- [EXERCISE BRIEF] Each line below needs to be restated word for word.

- [DATA TO USE]
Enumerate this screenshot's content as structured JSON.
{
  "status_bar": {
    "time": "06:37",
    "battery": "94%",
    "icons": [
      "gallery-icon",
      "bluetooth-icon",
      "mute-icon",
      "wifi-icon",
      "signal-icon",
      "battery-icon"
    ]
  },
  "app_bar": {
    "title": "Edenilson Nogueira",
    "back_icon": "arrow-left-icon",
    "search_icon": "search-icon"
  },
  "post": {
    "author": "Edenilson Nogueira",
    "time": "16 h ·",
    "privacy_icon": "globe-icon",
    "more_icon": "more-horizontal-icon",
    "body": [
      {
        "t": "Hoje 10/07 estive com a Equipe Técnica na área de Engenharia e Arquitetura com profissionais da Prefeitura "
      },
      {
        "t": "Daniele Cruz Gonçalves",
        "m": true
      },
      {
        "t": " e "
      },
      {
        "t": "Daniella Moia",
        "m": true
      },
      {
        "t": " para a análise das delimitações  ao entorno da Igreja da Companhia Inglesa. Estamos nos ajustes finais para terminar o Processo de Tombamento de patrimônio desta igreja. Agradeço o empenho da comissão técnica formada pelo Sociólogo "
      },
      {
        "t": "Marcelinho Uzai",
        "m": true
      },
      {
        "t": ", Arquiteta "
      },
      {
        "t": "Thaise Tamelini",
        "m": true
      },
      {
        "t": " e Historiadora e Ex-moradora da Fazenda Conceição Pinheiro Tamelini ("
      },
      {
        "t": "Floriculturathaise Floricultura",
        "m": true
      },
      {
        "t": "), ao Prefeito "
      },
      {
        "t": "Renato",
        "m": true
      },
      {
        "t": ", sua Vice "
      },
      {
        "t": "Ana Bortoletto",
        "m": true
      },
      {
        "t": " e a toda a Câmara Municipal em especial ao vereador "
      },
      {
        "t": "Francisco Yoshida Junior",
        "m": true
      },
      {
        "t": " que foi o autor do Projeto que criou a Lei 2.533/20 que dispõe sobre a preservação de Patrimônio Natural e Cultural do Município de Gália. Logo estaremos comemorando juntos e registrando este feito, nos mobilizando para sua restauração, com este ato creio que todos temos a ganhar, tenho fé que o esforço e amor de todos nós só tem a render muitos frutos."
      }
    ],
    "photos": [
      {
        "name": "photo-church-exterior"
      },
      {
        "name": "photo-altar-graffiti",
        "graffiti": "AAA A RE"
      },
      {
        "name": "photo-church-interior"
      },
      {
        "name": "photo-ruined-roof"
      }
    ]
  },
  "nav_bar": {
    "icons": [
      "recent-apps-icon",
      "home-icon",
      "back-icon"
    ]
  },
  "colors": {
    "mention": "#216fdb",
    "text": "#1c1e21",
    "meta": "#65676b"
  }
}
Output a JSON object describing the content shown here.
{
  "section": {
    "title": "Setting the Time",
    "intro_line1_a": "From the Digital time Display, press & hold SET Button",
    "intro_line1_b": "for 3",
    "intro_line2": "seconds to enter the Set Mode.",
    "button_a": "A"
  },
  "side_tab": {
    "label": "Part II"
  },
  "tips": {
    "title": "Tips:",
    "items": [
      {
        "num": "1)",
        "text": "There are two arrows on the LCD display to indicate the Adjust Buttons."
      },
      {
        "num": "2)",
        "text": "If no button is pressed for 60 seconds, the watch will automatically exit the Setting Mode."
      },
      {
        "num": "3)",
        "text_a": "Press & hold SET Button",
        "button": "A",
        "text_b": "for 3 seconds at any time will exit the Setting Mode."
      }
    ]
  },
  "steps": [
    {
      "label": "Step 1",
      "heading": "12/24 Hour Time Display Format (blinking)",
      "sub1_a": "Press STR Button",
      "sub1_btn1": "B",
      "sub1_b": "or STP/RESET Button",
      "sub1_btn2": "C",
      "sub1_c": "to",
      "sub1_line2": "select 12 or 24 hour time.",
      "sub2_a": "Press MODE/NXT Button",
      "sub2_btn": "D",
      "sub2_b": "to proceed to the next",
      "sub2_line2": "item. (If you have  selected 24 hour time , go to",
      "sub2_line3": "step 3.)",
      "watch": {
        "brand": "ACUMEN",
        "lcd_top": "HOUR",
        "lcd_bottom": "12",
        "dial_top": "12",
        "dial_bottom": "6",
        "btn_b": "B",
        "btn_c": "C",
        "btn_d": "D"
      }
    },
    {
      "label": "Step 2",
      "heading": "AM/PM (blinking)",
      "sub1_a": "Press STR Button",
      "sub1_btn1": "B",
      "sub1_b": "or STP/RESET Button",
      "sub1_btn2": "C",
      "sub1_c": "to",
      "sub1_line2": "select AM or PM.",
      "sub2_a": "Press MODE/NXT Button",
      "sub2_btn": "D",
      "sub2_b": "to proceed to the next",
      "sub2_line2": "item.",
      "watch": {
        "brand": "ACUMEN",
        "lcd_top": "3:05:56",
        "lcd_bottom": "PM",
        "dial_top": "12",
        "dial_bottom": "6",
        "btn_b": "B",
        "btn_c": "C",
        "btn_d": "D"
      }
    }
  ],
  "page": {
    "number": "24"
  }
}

- [EXPECTED OUTPUT]
Enumerate this screenshot's content as structured JSON.
{
  "status_bar": {
    "time": "06:37",
    "battery": "94%",
    "icons": [
      "gallery-icon",
      "bluetooth-icon",
      "mute-icon",
      "wifi-icon",
      "signal-icon",
      "battery-icon"
    ]
  },
  "app_bar": {
    "title": "Edenilson Nogueira",
    "back_icon": "arrow-left-icon",
    "search_icon": "search-icon"
  },
  "post": {
    "author": "Edenilson Nogueira",
    "time": "16 h ·",
    "privacy_icon": "globe-icon",
    "more_icon": "more-horizontal-icon",
    "body": [
      {
        "t": "Hoje 10/07 estive com a Equipe Técnica na área de Engenharia e Arquitetura com profissionais da Prefeitura "
      },
      {
        "t": "Daniele Cruz Gonçalves",
        "m": true
      },
      {
        "t": " e "
      },
      {
        "t": "Daniella Moia",
        "m": true
      },
      {
        "t": " para a análise das delimitações  ao entorno da Igreja da Companhia Inglesa. Estamos nos ajustes finais para terminar o Processo de Tombamento de patrimônio desta igreja. Agradeço o empenho da comissão técnica formada pelo Sociólogo "
      },
      {
        "t": "Marcelinho Uzai",
        "m": true
      },
      {
        "t": ", Arquiteta "
      },
      {
        "t": "Thaise Tamelini",
        "m": true
      },
      {
        "t": " e Historiadora e Ex-moradora da Fazenda Conceição Pinheiro Tamelini ("
      },
      {
        "t": "Floriculturathaise Floricultura",
        "m": true
      },
      {
        "t": "), ao Prefeito "
      },
      {
        "t": "Renato",
        "m": true
      },
      {
        "t": ", sua Vice "
      },
      {
        "t": "Ana Bortoletto",
        "m": true
      },
      {
        "t": " e a toda a Câmara Municipal em especial ao vereador "
      },
      {
        "t": "Francisco Yoshida Junior",
        "m": true
      },
      {
        "t": " que foi o autor do Projeto que criou a Lei 2.533/20 que dispõe sobre a preservação de Patrimônio Natural e Cultural do Município de Gália. Logo estaremos comemorando juntos e registrando este feito, nos mobilizando para sua restauração, com este ato creio que todos temos a ganhar, tenho fé que o esforço e amor de todos nós só tem a render muitos frutos."
      }
    ],
    "photos": [
      {
        "name": "photo-church-exterior"
      },
      {
        "name": "photo-altar-graffiti",
        "graffiti": "AAA A RE"
      },
      {
        "name": "photo-church-interior"
      },
      {
        "name": "photo-ruined-roof"
      }
    ]
  },
  "nav_bar": {
    "icons": [
      "recent-apps-icon",
      "home-icon",
      "back-icon"
    ]
  },
  "colors": {
    "mention": "#216fdb",
    "text": "#1c1e21",
    "meta": "#65676b"
  }
}
Output a JSON object describing the content shown here.
{
  "section": {
    "title": "Setting the Time",
    "intro_line1_a": "From the Digital time Display, press & hold SET Button",
    "intro_line1_b": "for 3",
    "intro_line2": "seconds to enter the Set Mode.",
    "button_a": "A"
  },
  "side_tab": {
    "label": "Part II"
  },
  "tips": {
    "title": "Tips:",
    "items": [
      {
        "num": "1)",
        "text": "There are two arrows on the LCD display to indicate the Adjust Buttons."
      },
      {
        "num": "2)",
        "text": "If no button is pressed for 60 seconds, the watch will automatically exit the Setting Mode."
      },
      {
        "num": "3)",
        "text_a": "Press & hold SET Button",
        "button": "A",
        "text_b": "for 3 seconds at any time will exit the Setting Mode."
      }
    ]
  },
  "steps": [
    {
      "label": "Step 1",
      "heading": "12/24 Hour Time Display Format (blinking)",
      "sub1_a": "Press STR Button",
      "sub1_btn1": "B",
      "sub1_b": "or STP/RESET Button",
      "sub1_btn2": "C",
      "sub1_c": "to",
      "sub1_line2": "select 12 or 24 hour time.",
      "sub2_a": "Press MODE/NXT Button",
      "sub2_btn": "D",
      "sub2_b": "to proceed to the next",
      "sub2_line2": "item. (If you have  selected 24 hour time , go to",
      "sub2_line3": "step 3.)",
      "watch": {
        "brand": "ACUMEN",
        "lcd_top": "HOUR",
        "lcd_bottom": "12",
        "dial_top": "12",
        "dial_bottom": "6",
        "btn_b": "B",
        "btn_c": "C",
        "btn_d": "D"
      }
    },
    {
      "label": "Step 2",
      "heading": "AM/PM (blinking)",
      "sub1_a": "Press STR Button",
      "sub1_btn1": "B",
      "sub1_b": "or STP/RESET Button",
      "sub1_btn2": "C",
      "sub1_c": "to",
      "sub1_line2": "select AM or PM.",
      "sub2_a": "Press MODE/NXT Button",
      "sub2_btn": "D",
      "sub2_b": "to proceed to the next",
      "sub2_line2": "item.",
      "watch": {
        "brand": "ACUMEN",
        "lcd_top": "3:05:56",
        "lcd_bottom": "PM",
        "dial_top": "12",
        "dial_bottom": "6",
        "btn_b": "B",
        "btn_c": "C",
        "btn_d": "D"
      }
    }
  ],
  "page": {
    "number": "24"
  }
}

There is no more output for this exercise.